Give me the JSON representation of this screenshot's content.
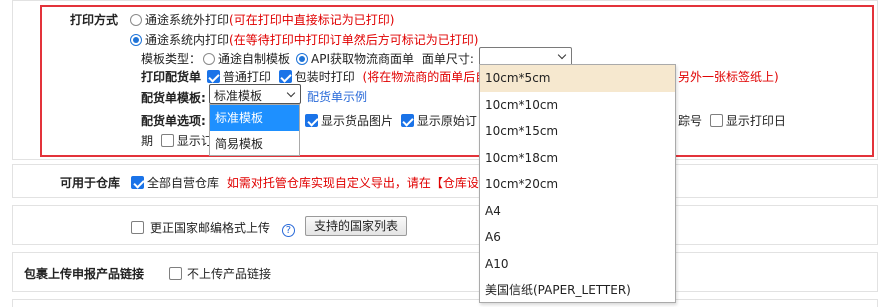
{
  "print_mode": {
    "label": "打印方式",
    "option1_label": "通途系统外打印",
    "option1_note": "(可在打印中直接标记为已打印)",
    "option2_label": "通途系统内打印",
    "option2_note": "(在等待打印中打印订单然后方可标记为已打印)"
  },
  "template_type": {
    "label": "模板类型：",
    "option1_label": "通途自制模板",
    "option2_label": "API获取物流商面单",
    "size_label": "面单尺寸:",
    "size_value": ""
  },
  "print_delivery": {
    "label": "打印配货单",
    "normal_print_label": "普通打印",
    "pack_print_label": "包装时打印",
    "note_part1": "(将在物流商的面单后自",
    "note_part2": "另外一张标签纸上)"
  },
  "delivery_template": {
    "label": "配货单模板:",
    "selected": "标准模板",
    "example_link": "配货单示例",
    "options": [
      "标准模板",
      "简易模板"
    ]
  },
  "delivery_options": {
    "label": "配货单选项:",
    "show_product_image": "显示货品图片",
    "show_original_order": "显示原始订",
    "tracking_suffix": "踪号",
    "show_print_date_line1": "显示打印日",
    "show_print_date_line2": "期",
    "show_order_trunc": "显示订"
  },
  "label_size_options": [
    "10cm*5cm",
    "10cm*10cm",
    "10cm*15cm",
    "10cm*18cm",
    "10cm*20cm",
    "A4",
    "A6",
    "A10",
    "美国信纸(PAPER_LETTER)"
  ],
  "warehouse": {
    "label": "可用于仓库",
    "all_label": "全部自营仓库",
    "note": "如需对托管仓库实现自定义导出，请在【仓库设"
  },
  "postal": {
    "label": "更正国家邮编格式上传",
    "help": "?",
    "button": "支持的国家列表"
  },
  "package_upload": {
    "label": "包裹上传申报产品链接",
    "option_label": "不上传产品链接"
  },
  "colors": {
    "accent": "#1a73e8",
    "highlight_border": "#e3333a",
    "note_red": "#e00000",
    "link_blue": "#2a6ad8"
  }
}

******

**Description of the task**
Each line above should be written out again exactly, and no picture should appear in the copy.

**Exercise result**
Give me the JSON representation of this screenshot's content.
{
  "print_mode": {
    "label": "打印方式",
    "option1_label": "通途系统外打印",
    "option1_note": "(可在打印中直接标记为已打印)",
    "option2_label": "通途系统内打印",
    "option2_note": "(在等待打印中打印订单然后方可标记为已打印)"
  },
  "template_type": {
    "label": "模板类型：",
    "option1_label": "通途自制模板",
    "option2_label": "API获取物流商面单",
    "size_label": "面单尺寸:",
    "size_value": ""
  },
  "print_delivery": {
    "label": "打印配货单",
    "normal_print_label": "普通打印",
    "pack_print_label": "包装时打印",
    "note_part1": "(将在物流商的面单后自",
    "note_part2": "另外一张标签纸上)"
  },
  "delivery_template": {
    "label": "配货单模板:",
    "selected": "标准模板",
    "example_link": "配货单示例",
    "options": [
      "标准模板",
      "简易模板"
    ]
  },
  "delivery_options": {
    "label": "配货单选项:",
    "show_product_image": "显示货品图片",
    "show_original_order": "显示原始订",
    "tracking_suffix": "踪号",
    "show_print_date_line1": "显示打印日",
    "show_print_date_line2": "期",
    "show_order_trunc": "显示订"
  },
  "label_size_options": [
    "10cm*5cm",
    "10cm*10cm",
    "10cm*15cm",
    "10cm*18cm",
    "10cm*20cm",
    "A4",
    "A6",
    "A10",
    "美国信纸(PAPER_LETTER)"
  ],
  "warehouse": {
    "label": "可用于仓库",
    "all_label": "全部自营仓库",
    "note": "如需对托管仓库实现自定义导出，请在【仓库设"
  },
  "postal": {
    "label": "更正国家邮编格式上传",
    "help": "?",
    "button": "支持的国家列表"
  },
  "package_upload": {
    "label": "包裹上传申报产品链接",
    "option_label": "不上传产品链接"
  },
  "colors": {
    "accent": "#1a73e8",
    "highlight_border": "#e3333a",
    "note_red": "#e00000",
    "link_blue": "#2a6ad8"
  }
}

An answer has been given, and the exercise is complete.